When I first started at my current job, I was using my personal laptop. Being a stickler for the separation between work-time and non-work-time, I would routinely open GitLab, ClickUp, Slack, Localhost, MAMP and VS Code in the morning and promptly close all those windows come 6 o'clock. I did this manually every day for weeks.
Eventually, I decided to write something that I can run once so that everything I needed open will open quickly.
I wrote a Python script that uses the
webbrowser module to open the websites I needed. It looks like this
# work.py import webbrowser websites = [ '<https://app.clickup.com>', '<https://app.slack.com>', '<https://gitlab.com>', '<http://localhost:3000/>' ] for website in websites: webbrowser.open_new(website)
webbrowser module will open the provided links with the default browser
I use MAMP to start my local server and database. I'm able to do this from the command line by using this snippet
cd /Applications/MAMP/bin && ./start.sh. Make sure to substitute the path for MAMP for its path on your machine. I aliased this command in my

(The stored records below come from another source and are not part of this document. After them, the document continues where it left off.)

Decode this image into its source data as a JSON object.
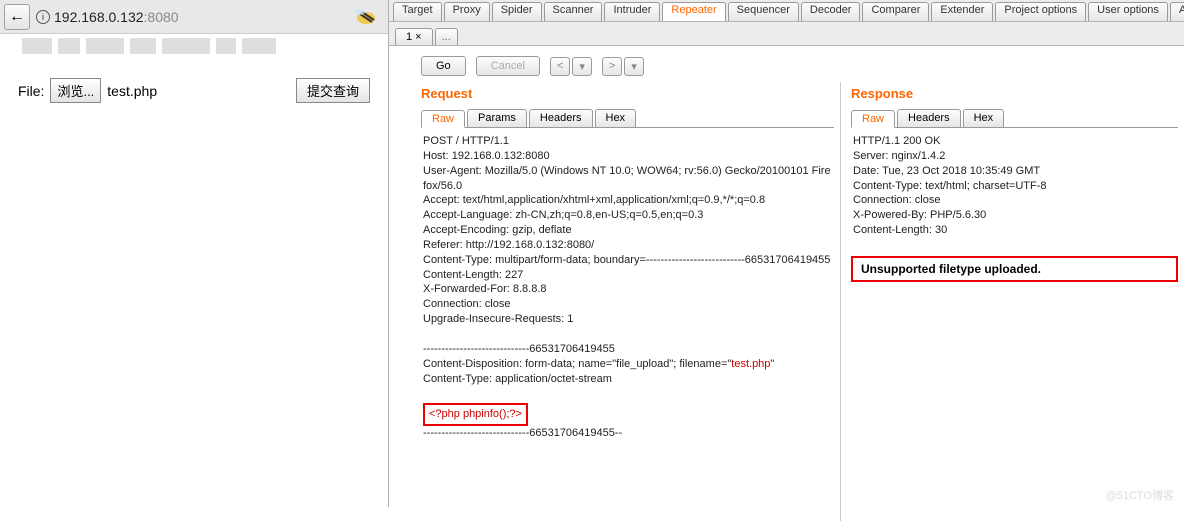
{
  "browser": {
    "url_host": "192.168.0.132",
    "url_port": ":8080",
    "back_glyph": "←"
  },
  "upload": {
    "label": "File:",
    "browse": "浏览...",
    "filename": "test.php",
    "submit": "提交查询"
  },
  "tabs": {
    "main": [
      "Target",
      "Proxy",
      "Spider",
      "Scanner",
      "Intruder",
      "Repeater",
      "Sequencer",
      "Decoder",
      "Comparer",
      "Extender",
      "Project options",
      "User options",
      "Alerts"
    ],
    "active_main": "Repeater",
    "sub_active": "1 ×",
    "sub_dots": "..."
  },
  "actions": {
    "go": "Go",
    "cancel": "Cancel",
    "prev": "<",
    "next": ">",
    "drop": "▾"
  },
  "request": {
    "title": "Request",
    "inner_tabs": [
      "Raw",
      "Params",
      "Headers",
      "Hex"
    ],
    "lines_top": "POST / HTTP/1.1\nHost: 192.168.0.132:8080\nUser-Agent: Mozilla/5.0 (Windows NT 10.0; WOW64; rv:56.0) Gecko/20100101 Firefox/56.0\nAccept: text/html,application/xhtml+xml,application/xml;q=0.9,*/*;q=0.8\nAccept-Language: zh-CN,zh;q=0.8,en-US;q=0.5,en;q=0.3\nAccept-Encoding: gzip, deflate\nReferer: http://192.168.0.132:8080/\nContent-Type: multipart/form-data; boundary=---------------------------66531706419455\nContent-Length: 227\nX-Forwarded-For: 8.8.8.8\nConnection: close\nUpgrade-Insecure-Requests: 1\n\n-----------------------------66531706419455",
    "cd_prefix": "Content-Disposition: form-data; name=\"file_upload\"; filename=\"",
    "cd_file": "test.php",
    "cd_suffix": "\"",
    "ct_line": "Content-Type: application/octet-stream",
    "payload": "<?php phpinfo();?>",
    "lines_end": "-----------------------------66531706419455--"
  },
  "response": {
    "title": "Response",
    "inner_tabs": [
      "Raw",
      "Headers",
      "Hex"
    ],
    "lines": "HTTP/1.1 200 OK\nServer: nginx/1.4.2\nDate: Tue, 23 Oct 2018 10:35:49 GMT\nContent-Type: text/html; charset=UTF-8\nConnection: close\nX-Powered-By: PHP/5.6.30\nContent-Length: 30",
    "body": "Unsupported filetype uploaded."
  },
  "watermark": "@51CTO博客"
}
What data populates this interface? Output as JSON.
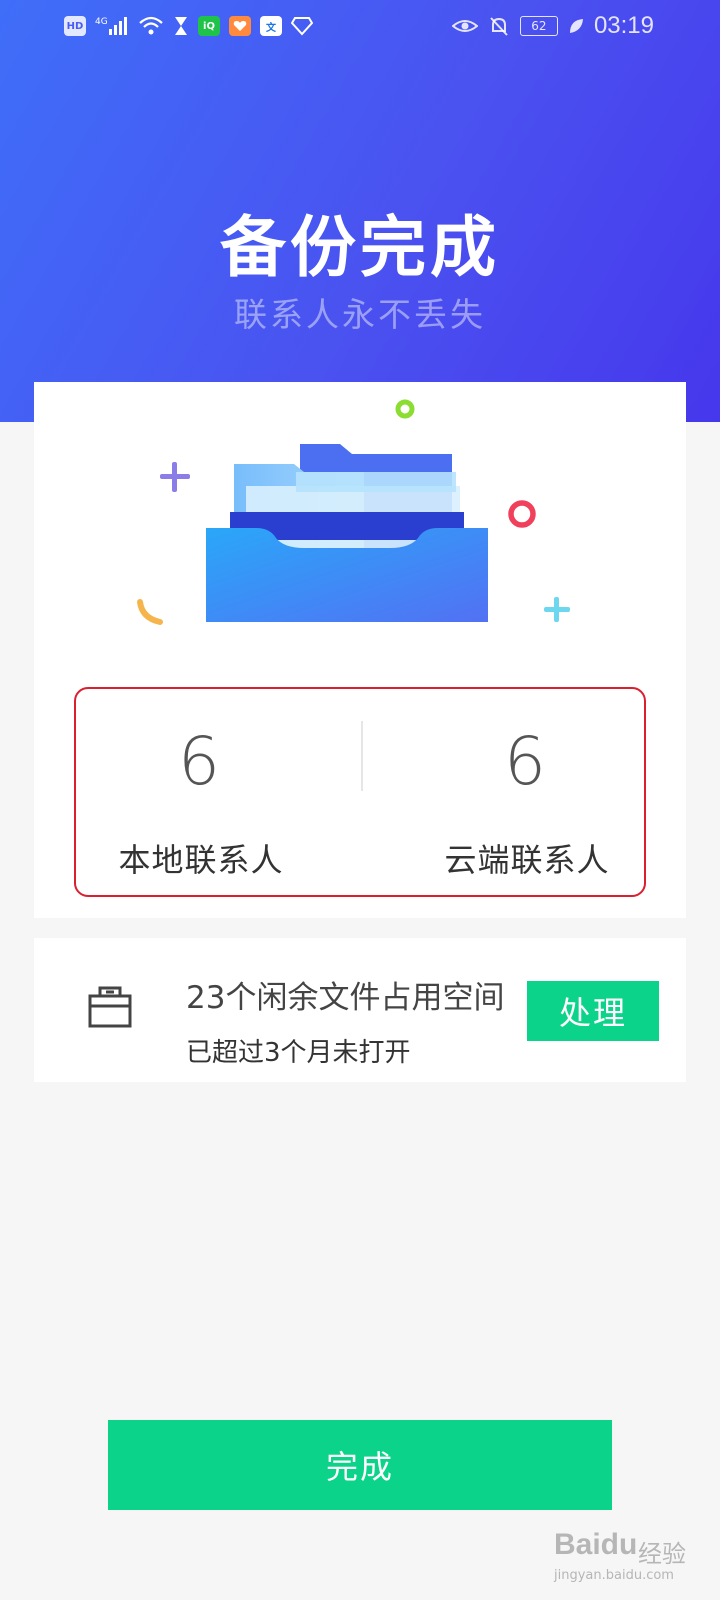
{
  "status_bar": {
    "hd": "HD",
    "network": "4G",
    "battery": "62",
    "time": "03:19"
  },
  "header": {
    "title": "备份完成",
    "subtitle": "联系人永不丢失"
  },
  "stats": {
    "local": {
      "count": "6",
      "label": "本地联系人"
    },
    "cloud": {
      "count": "6",
      "label": "云端联系人"
    }
  },
  "idle_files": {
    "title": "23个闲余文件占用空间",
    "subtitle": "已超过3个月未打开",
    "action_label": "处理"
  },
  "footer": {
    "done_label": "完成"
  },
  "watermark": {
    "main": "Baidu",
    "cn": "经验",
    "url": "jingyan.baidu.com"
  },
  "colors": {
    "accent_green": "#0bd38a",
    "header_gradient_start": "#3f6ef9",
    "header_gradient_end": "#4637ec",
    "highlight_border": "#d9202e"
  }
}
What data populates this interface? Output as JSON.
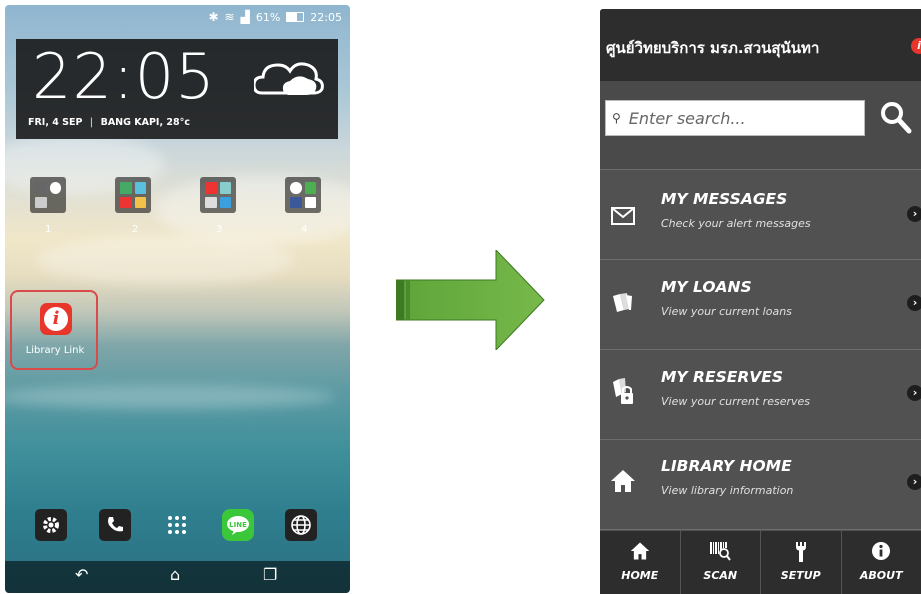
{
  "phone1": {
    "status": {
      "battery": "61%",
      "time": "22:05"
    },
    "clock": {
      "time": "22:05",
      "date": "FRI, 4 SEP",
      "location": "BANG KAPI, 28°c"
    },
    "folders": [
      {
        "label": "1"
      },
      {
        "label": "2"
      },
      {
        "label": "3"
      },
      {
        "label": "4"
      }
    ],
    "app_icon": {
      "label": "Library Link"
    },
    "dock": [
      "settings-icon",
      "phone-icon",
      "app-drawer-icon",
      "line-icon",
      "browser-icon"
    ],
    "nav": [
      "back-icon",
      "home-icon",
      "recents-icon"
    ]
  },
  "phone2": {
    "header": {
      "title": "ศูนย์วิทยบริการ มรภ.สวนสุนันทา"
    },
    "search": {
      "placeholder": "Enter search..."
    },
    "menu": [
      {
        "title": "MY MESSAGES",
        "subtitle": "Check your alert messages",
        "icon": "envelope-icon"
      },
      {
        "title": "MY LOANS",
        "subtitle": "View your current loans",
        "icon": "books-icon"
      },
      {
        "title": "MY RESERVES",
        "subtitle": "View your current reserves",
        "icon": "lock-books-icon"
      },
      {
        "title": "LIBRARY HOME",
        "subtitle": "View library information",
        "icon": "home-icon"
      }
    ],
    "tabs": [
      {
        "label": "HOME",
        "icon": "home-icon"
      },
      {
        "label": "SCAN",
        "icon": "barcode-icon"
      },
      {
        "label": "SETUP",
        "icon": "wrench-icon"
      },
      {
        "label": "ABOUT",
        "icon": "info-icon"
      }
    ]
  },
  "colors": {
    "arrow": "#6aaa3f",
    "brand_red": "#e8362b",
    "app_bg": "#515151",
    "header_bg": "#2d2d2d"
  }
}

bash_profile file with the alias
startm. Now in my terminal I can run
startm and the MAMP server will start. This also saves me some space in my Dock because having too many icons at the bottom stresses me out. Alternatively, to close the server I use
stopm which is aliased to
cd /Applications/MAMP/bin && ./stop.sh
# .bash_profile alias startm='cd /Applications/MAMP/bin && ./start.sh' alias stopm='cd /Applications/MAMP/bin && ./stop.sh'
VS Code has a command line utility that allows us to launch it with the working directory right from the terminal. To make sure this utility is running, open the Command Palette on Code by clicking on
⇧⌘P on a Mac, and search for 'shell'. Then, click on "Shell Command: Install 'code' command in PATH" and the
code utility will be available.
Note: this may require restarting the terminal
I work on a couple of different projects on a given day, so I have aliases for quickly cd'ing into those directories. You can choose the appropriate names as you see fit.
# .bash_profile alias project1='cd /projects/project1'
Here, we can even go further and couple this command with the
code command which will navigate us into the project's package and launch it on Code. This would look like this:
# .bash_profile alias project1='cd /projects/project1 && code .'
Now that I set up my
.bash_profile and made sure the
code utility is installed, I aliased one more command that will allow me to prep for the work day in four letters:
# .bash_profile alias work='python ~/work.py && startm && project1'
So now I just type
work into my terminal, go to get myself a coffee then sit down to start the day. What programs or websites would you substitute for your workflow?
Thank you for reading. Let me know how I can make this article better. Until next time 👋
Cover photo by Sara Codair on Unsplash.